Entries taken from a collection
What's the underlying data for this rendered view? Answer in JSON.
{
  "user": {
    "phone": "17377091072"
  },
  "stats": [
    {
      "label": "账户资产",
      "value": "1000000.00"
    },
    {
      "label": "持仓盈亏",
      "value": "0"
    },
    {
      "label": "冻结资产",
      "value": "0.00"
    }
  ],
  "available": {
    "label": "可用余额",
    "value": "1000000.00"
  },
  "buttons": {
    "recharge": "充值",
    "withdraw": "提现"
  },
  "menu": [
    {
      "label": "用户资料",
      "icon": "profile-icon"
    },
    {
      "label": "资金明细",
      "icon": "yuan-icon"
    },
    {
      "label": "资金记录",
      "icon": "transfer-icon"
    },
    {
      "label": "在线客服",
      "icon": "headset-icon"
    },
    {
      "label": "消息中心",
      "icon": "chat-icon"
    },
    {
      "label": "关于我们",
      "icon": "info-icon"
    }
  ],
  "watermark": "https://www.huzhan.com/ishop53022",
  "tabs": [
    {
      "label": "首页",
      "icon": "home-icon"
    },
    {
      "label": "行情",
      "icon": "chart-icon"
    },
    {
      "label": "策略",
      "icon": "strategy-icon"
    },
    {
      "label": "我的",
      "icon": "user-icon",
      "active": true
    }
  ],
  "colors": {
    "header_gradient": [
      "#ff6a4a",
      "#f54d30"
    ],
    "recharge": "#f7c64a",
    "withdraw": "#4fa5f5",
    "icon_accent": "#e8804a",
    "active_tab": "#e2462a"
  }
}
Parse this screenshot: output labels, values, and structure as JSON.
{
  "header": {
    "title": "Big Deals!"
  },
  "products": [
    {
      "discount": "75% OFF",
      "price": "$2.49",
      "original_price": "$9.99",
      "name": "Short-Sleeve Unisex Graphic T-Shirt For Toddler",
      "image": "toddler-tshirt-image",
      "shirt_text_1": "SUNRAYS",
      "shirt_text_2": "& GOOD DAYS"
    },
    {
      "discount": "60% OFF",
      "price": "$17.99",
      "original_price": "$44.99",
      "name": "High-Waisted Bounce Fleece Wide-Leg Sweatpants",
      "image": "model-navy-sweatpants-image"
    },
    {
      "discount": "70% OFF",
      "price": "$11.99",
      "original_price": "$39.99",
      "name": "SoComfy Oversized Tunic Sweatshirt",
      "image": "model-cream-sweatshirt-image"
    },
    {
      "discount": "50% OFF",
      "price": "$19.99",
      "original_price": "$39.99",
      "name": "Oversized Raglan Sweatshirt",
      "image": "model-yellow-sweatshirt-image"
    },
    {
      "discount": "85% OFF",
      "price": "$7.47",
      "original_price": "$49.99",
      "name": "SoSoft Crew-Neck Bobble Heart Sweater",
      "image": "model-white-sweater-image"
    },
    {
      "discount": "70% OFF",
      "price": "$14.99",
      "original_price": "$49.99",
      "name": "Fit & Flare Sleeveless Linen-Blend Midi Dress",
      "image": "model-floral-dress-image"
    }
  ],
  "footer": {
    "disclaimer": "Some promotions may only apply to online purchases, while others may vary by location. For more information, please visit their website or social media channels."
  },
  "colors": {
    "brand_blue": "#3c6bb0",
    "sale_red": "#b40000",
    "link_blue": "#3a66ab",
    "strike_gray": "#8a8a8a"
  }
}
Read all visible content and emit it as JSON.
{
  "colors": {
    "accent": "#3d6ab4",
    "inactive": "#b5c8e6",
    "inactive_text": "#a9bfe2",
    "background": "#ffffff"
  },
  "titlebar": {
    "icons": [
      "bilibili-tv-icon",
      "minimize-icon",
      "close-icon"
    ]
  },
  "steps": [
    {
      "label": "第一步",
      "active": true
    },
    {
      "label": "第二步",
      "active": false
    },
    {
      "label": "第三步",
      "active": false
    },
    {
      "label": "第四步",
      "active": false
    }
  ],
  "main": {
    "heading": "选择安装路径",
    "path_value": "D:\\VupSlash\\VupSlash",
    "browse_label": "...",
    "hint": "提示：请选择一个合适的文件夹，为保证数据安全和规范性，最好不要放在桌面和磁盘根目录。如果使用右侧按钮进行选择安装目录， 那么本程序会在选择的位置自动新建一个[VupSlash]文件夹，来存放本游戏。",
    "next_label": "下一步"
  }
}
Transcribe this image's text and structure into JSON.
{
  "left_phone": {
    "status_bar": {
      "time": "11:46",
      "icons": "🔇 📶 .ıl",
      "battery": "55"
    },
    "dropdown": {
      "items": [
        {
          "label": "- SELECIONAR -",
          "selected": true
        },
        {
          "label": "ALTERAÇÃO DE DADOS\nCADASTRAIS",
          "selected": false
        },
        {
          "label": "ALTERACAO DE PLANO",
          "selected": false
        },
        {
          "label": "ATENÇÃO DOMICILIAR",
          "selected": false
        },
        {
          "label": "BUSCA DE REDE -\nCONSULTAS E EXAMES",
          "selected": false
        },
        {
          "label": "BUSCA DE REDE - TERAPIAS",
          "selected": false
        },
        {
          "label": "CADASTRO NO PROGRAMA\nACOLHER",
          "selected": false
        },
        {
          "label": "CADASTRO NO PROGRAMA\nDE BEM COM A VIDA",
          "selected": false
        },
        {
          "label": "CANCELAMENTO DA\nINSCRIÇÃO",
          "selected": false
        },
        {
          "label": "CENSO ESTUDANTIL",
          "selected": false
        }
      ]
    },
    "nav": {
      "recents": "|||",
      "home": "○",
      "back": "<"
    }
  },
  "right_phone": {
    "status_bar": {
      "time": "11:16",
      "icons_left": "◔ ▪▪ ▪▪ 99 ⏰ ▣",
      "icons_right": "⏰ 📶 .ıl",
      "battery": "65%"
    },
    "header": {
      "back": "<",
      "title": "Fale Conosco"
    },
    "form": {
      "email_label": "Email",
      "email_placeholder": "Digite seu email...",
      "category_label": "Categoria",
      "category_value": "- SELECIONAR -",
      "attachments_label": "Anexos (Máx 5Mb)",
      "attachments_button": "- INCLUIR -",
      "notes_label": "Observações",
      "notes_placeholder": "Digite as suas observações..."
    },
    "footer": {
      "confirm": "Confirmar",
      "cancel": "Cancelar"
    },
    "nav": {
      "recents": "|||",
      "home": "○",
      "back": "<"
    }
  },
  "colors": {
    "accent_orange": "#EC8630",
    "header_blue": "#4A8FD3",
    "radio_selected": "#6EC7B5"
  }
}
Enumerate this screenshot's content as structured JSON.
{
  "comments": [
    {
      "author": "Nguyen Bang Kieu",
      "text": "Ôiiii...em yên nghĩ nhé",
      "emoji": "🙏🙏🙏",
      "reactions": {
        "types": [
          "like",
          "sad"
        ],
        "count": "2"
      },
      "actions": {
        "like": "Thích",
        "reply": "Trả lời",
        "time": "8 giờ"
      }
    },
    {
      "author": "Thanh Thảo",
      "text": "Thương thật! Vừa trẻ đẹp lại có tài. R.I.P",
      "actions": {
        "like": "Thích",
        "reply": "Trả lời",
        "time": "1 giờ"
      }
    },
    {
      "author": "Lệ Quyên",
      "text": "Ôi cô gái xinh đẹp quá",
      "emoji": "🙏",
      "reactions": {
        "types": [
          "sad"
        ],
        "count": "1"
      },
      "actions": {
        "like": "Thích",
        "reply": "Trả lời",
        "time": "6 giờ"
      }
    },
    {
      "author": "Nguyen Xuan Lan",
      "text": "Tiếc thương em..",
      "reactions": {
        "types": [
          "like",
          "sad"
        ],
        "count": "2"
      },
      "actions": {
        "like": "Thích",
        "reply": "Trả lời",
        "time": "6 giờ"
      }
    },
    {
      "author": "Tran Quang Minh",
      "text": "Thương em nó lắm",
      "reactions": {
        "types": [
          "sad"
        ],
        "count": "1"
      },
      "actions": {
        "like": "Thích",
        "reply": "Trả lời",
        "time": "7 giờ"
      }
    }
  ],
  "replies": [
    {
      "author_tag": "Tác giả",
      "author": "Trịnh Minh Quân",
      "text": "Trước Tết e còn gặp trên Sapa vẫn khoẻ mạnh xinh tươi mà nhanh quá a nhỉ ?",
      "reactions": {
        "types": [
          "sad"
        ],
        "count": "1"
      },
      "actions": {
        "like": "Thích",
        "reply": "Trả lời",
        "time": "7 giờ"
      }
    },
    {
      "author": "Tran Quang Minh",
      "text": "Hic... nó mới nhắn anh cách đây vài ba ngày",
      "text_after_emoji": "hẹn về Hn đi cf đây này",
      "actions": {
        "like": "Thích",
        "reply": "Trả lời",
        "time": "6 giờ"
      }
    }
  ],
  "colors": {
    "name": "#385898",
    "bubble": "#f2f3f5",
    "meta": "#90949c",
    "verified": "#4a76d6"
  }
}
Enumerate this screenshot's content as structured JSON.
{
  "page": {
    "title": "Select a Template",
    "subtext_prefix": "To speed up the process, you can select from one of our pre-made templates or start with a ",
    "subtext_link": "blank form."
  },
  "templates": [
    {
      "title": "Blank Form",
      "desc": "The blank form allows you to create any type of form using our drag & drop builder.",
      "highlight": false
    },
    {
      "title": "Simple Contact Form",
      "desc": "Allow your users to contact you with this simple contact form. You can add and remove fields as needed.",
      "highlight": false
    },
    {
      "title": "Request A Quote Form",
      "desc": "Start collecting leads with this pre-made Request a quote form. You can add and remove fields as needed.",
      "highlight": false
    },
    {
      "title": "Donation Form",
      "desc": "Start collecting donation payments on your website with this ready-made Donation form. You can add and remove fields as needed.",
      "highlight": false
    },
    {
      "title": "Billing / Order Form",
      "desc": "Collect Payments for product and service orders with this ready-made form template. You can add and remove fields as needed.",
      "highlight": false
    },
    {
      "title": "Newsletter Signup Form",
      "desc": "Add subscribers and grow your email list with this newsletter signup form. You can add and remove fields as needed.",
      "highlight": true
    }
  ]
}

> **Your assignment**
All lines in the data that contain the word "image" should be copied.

> **Finished exercise**
      "image": "toddler-tshirt-image",
      "image": "model-navy-sweatpants-image"
      "image": "model-cream-sweatshirt-image"
      "image": "model-yellow-sweatshirt-image"
      "image": "model-white-sweater-image"
      "image": "model-floral-dress-image"
Transcribe this image's text and structure into JSON.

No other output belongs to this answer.